But the growing pains associated with the decriminalization of the industry are palpable. Consumers all over the country continue to question how their favorite CBD products fit into the quickly-evolving legal framework within their own jurisdiction. There are obstacles to a definitive legal framework, too. In addition to changing existing laws, governments in the U.S. might need to adjust how their police officers and investigatory agencies respond to cases involving CBD/medical marijuana uses.
For citizens in Minnesota, questions persist. The state has a majorly complicated history with CBD and marijuana-related products—as do most states. This guide has been created to introduce consumers to some of the most pertinent facts concerning Minnesota CBD laws. As always, it is necessary for readers to conduct their own research to ensure that they follow relevant laws.
Cannabis CBD in Minnesota
The first important thing for users to understand is that CBD is typically separated into two categories—high THC and low THC. THC is the psychoactive compound in cannabis which generates the “high” that made the plant so famous all over the world. CBD containing a high amount of THC can consequently generate a high, and faces different regulations than its low-THC cousin.
In Minnesota, CBD derived from the cannabis plant with a THC content over .03% remains only legal if the patient qualifies for the state’s medical marijuana program. If an individual is able to secure a doctor’s recommendation, they may purchase high-THC CBD from a number of licensed dispensaries within the state.
Low-THC CBD (Hemp CBD)
CBD derived from the industrial hemp plant contains very little THC. As a consequence, it cannot induce a significant high, and is legal for anyone to purchase and use within the state of Minnesota. The substance can be found in nearly any form, and can be purchased from smoke shops, convenience stores, and health and wellness shops.

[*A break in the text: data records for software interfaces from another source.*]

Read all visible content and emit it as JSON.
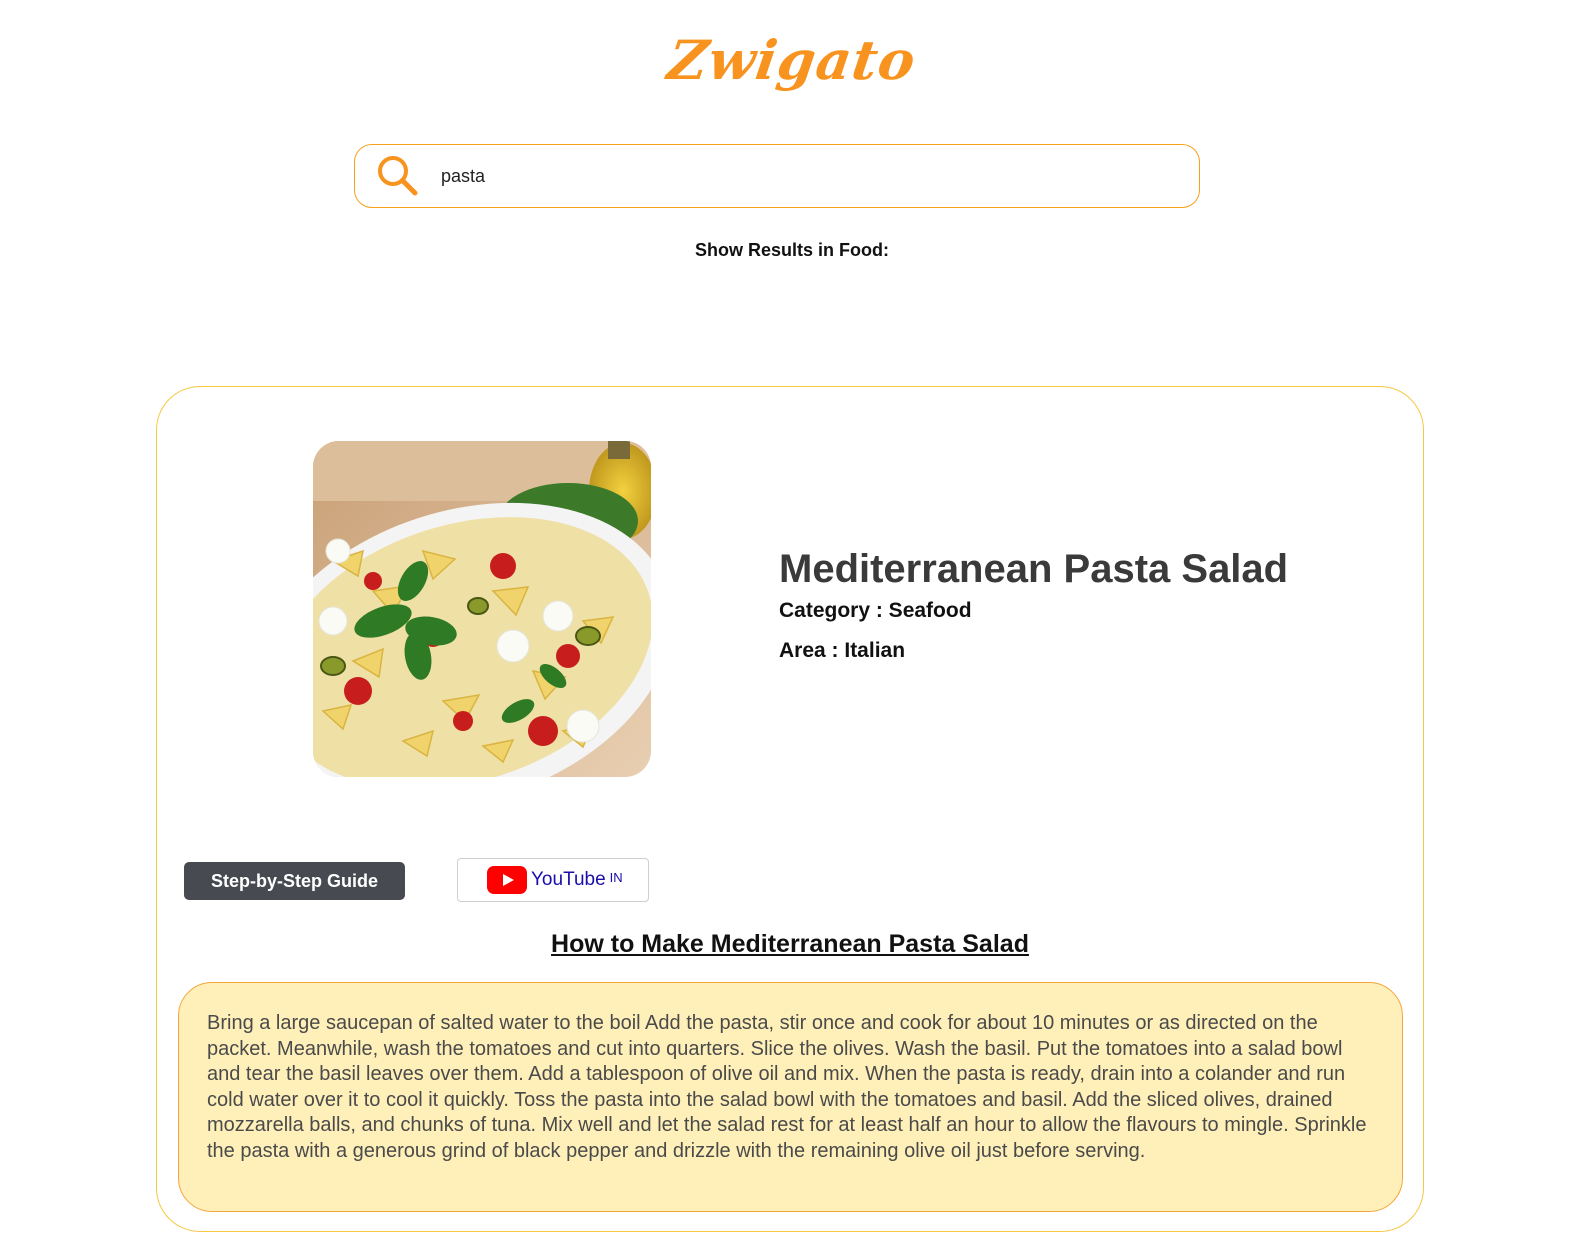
{
  "app": {
    "logo_text": "Zwigato"
  },
  "search": {
    "value": "pasta",
    "placeholder": ""
  },
  "filter": {
    "label": "Show Results in Food:"
  },
  "meal": {
    "name": "Mediterranean Pasta Salad",
    "category_line": "Category : Seafood",
    "area_line": "Area : Italian",
    "image_alt": "pasta-salad-photo"
  },
  "actions": {
    "guide_label": "Step-by-Step Guide",
    "youtube_label": "YouTube",
    "youtube_region": "IN"
  },
  "recipe": {
    "title": "How to Make Mediterranean Pasta Salad",
    "instructions": "Bring a large saucepan of salted water to the boil Add the pasta, stir once and cook for about 10 minutes or as directed on the packet. Meanwhile, wash the tomatoes and cut into quarters. Slice the olives. Wash the basil. Put the tomatoes into a salad bowl and tear the basil leaves over them. Add a tablespoon of olive oil and mix. When the pasta is ready, drain into a colander and run cold water over it to cool it quickly. Toss the pasta into the salad bowl with the tomatoes and basil. Add the sliced olives, drained mozzarella balls, and chunks of tuna. Mix well and let the salad rest for at least half an hour to allow the flavours to mingle. Sprinkle the pasta with a generous grind of black pepper and drizzle with the remaining olive oil just before serving."
  },
  "colors": {
    "brand_orange": "#f7931e",
    "card_border": "#f5c842",
    "instructions_bg": "#fff0ba",
    "guide_button_bg": "#474a51",
    "youtube_red": "#ff0000"
  },
  "icons": {
    "search": "search-icon",
    "youtube": "youtube-play-icon"
  }
}
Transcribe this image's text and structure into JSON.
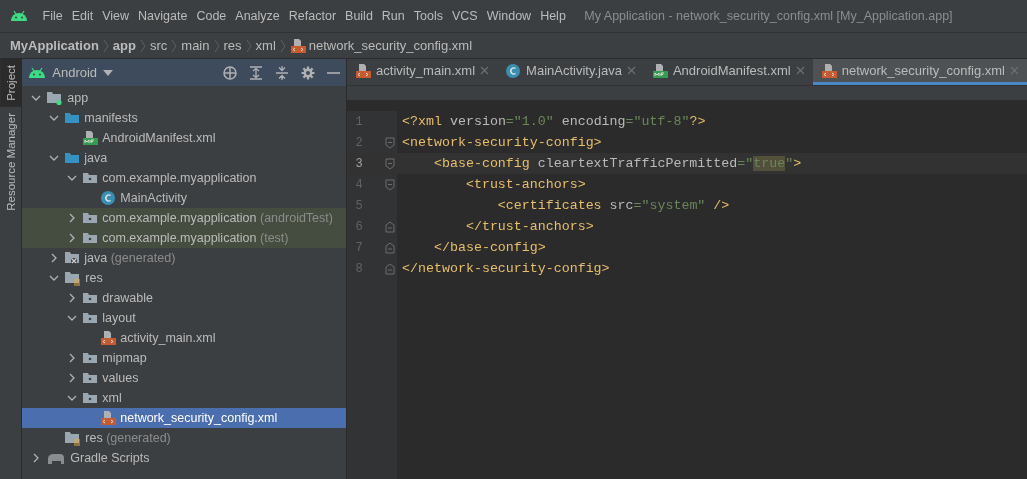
{
  "menu": [
    {
      "label": "File"
    },
    {
      "label": "Edit"
    },
    {
      "label": "View"
    },
    {
      "label": "Navigate"
    },
    {
      "label": "Code"
    },
    {
      "label": "Analyze"
    },
    {
      "label": "Refactor"
    },
    {
      "label": "Build"
    },
    {
      "label": "Run"
    },
    {
      "label": "Tools"
    },
    {
      "label": "VCS"
    },
    {
      "label": "Window"
    },
    {
      "label": "Help"
    }
  ],
  "window": {
    "title": "My Application - network_security_config.xml [My_Application.app]"
  },
  "breadcrumb": [
    {
      "label": "MyApplication",
      "bold": true,
      "kind": "dir"
    },
    {
      "label": "app",
      "bold": true,
      "kind": "dir"
    },
    {
      "label": "src",
      "bold": false,
      "kind": "dir"
    },
    {
      "label": "main",
      "bold": false,
      "kind": "dir"
    },
    {
      "label": "res",
      "bold": false,
      "kind": "dir"
    },
    {
      "label": "xml",
      "bold": false,
      "kind": "dir"
    },
    {
      "label": "network_security_config.xml",
      "bold": false,
      "kind": "xml"
    }
  ],
  "side_tabs": [
    {
      "label": "Project",
      "selected": true
    },
    {
      "label": "Resource Manager",
      "selected": false
    }
  ],
  "project_panel": {
    "view": "Android"
  },
  "tree": [
    {
      "label": "app",
      "kind": "module",
      "expanded": true,
      "selected": false,
      "tinted": false,
      "children": [
        {
          "label": "manifests",
          "kind": "folder",
          "expanded": true,
          "selected": false,
          "tinted": false,
          "children": [
            {
              "label": "AndroidManifest.xml",
              "kind": "manifest",
              "selected": false,
              "tinted": false
            }
          ]
        },
        {
          "label": "java",
          "kind": "folder",
          "expanded": true,
          "selected": false,
          "tinted": false,
          "children": [
            {
              "label": "com.example.myapplication",
              "kind": "package",
              "expanded": true,
              "selected": false,
              "tinted": false,
              "children": [
                {
                  "label": "MainActivity",
                  "kind": "class",
                  "selected": false,
                  "tinted": false
                }
              ]
            },
            {
              "label": "com.example.myapplication",
              "suffix": "(androidTest)",
              "kind": "package",
              "expanded": false,
              "selected": false,
              "tinted": true
            },
            {
              "label": "com.example.myapplication",
              "suffix": "(test)",
              "kind": "package",
              "expanded": false,
              "selected": false,
              "tinted": true
            }
          ]
        },
        {
          "label": "java",
          "suffix": "(generated)",
          "kind": "generated",
          "expanded": false,
          "selected": false,
          "tinted": false
        },
        {
          "label": "res",
          "kind": "res",
          "expanded": true,
          "selected": false,
          "tinted": false,
          "children": [
            {
              "label": "drawable",
              "kind": "package",
              "expanded": false,
              "selected": false,
              "tinted": false
            },
            {
              "label": "layout",
              "kind": "package",
              "expanded": true,
              "selected": false,
              "tinted": false,
              "children": [
                {
                  "label": "activity_main.xml",
                  "kind": "xml",
                  "selected": false,
                  "tinted": false
                }
              ]
            },
            {
              "label": "mipmap",
              "kind": "package",
              "expanded": false,
              "selected": false,
              "tinted": false
            },
            {
              "label": "values",
              "kind": "package",
              "expanded": false,
              "selected": false,
              "tinted": false
            },
            {
              "label": "xml",
              "kind": "package",
              "expanded": true,
              "selected": false,
              "tinted": false,
              "children": [
                {
                  "label": "network_security_config.xml",
                  "kind": "xml",
                  "selected": true,
                  "tinted": false
                }
              ]
            }
          ]
        },
        {
          "label": "res",
          "suffix": "(generated)",
          "kind": "res",
          "selected": false,
          "tinted": false
        }
      ]
    },
    {
      "label": "Gradle Scripts",
      "kind": "gradle",
      "expanded": false,
      "selected": false,
      "tinted": false
    }
  ],
  "editor_tabs": [
    {
      "label": "activity_main.xml",
      "kind": "xml",
      "selected": false
    },
    {
      "label": "MainActivity.java",
      "kind": "class",
      "selected": false
    },
    {
      "label": "AndroidManifest.xml",
      "kind": "manifest",
      "selected": false
    },
    {
      "label": "network_security_config.xml",
      "kind": "xml",
      "selected": true
    }
  ],
  "code_lines": [
    {
      "number": "1",
      "current": false,
      "kind": "plain",
      "tokens": [
        {
          "kind": "tag",
          "text": "<?xml "
        },
        {
          "kind": "attr",
          "text": "version"
        },
        {
          "kind": "value",
          "text": "=\"1.0\" "
        },
        {
          "kind": "attr",
          "text": "encoding"
        },
        {
          "kind": "value",
          "text": "=\"utf-8\""
        },
        {
          "kind": "tag",
          "text": "?>"
        }
      ]
    },
    {
      "number": "2",
      "current": false,
      "kind": "fold_start",
      "tokens": [
        {
          "kind": "tag",
          "text": "<network-security-config>"
        }
      ]
    },
    {
      "number": "3",
      "current": true,
      "kind": "fold_start",
      "tokens": [
        {
          "kind": "tag",
          "text": "    <base-config "
        },
        {
          "kind": "attr",
          "text": "cleartextTrafficPermitted"
        },
        {
          "kind": "value",
          "text": "=\""
        },
        {
          "kind": "match",
          "text": "true"
        },
        {
          "kind": "value",
          "text": "\""
        },
        {
          "kind": "tag",
          "text": ">"
        }
      ]
    },
    {
      "number": "4",
      "current": false,
      "kind": "fold_start",
      "tokens": [
        {
          "kind": "tag",
          "text": "        <trust-anchors>"
        }
      ]
    },
    {
      "number": "5",
      "current": false,
      "kind": "plain",
      "tokens": [
        {
          "kind": "tag",
          "text": "            <certificates "
        },
        {
          "kind": "attr",
          "text": "src"
        },
        {
          "kind": "value",
          "text": "=\"system\" "
        },
        {
          "kind": "tag",
          "text": "/>"
        }
      ]
    },
    {
      "number": "6",
      "current": false,
      "kind": "fold_end",
      "tokens": [
        {
          "kind": "tag",
          "text": "        </trust-anchors>"
        }
      ]
    },
    {
      "number": "7",
      "current": false,
      "kind": "fold_end",
      "tokens": [
        {
          "kind": "tag",
          "text": "    </base-config>"
        }
      ]
    },
    {
      "number": "8",
      "current": false,
      "kind": "fold_end",
      "tokens": [
        {
          "kind": "tag",
          "text": "</network-security-config>"
        }
      ]
    }
  ]
}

Though the substance is legal within the state, consumers should inquire with local law enforcement agencies to ensure that they don’t break any region-specific laws relating to the substance. Readers are responsible for complying with local laws—as well as state laws.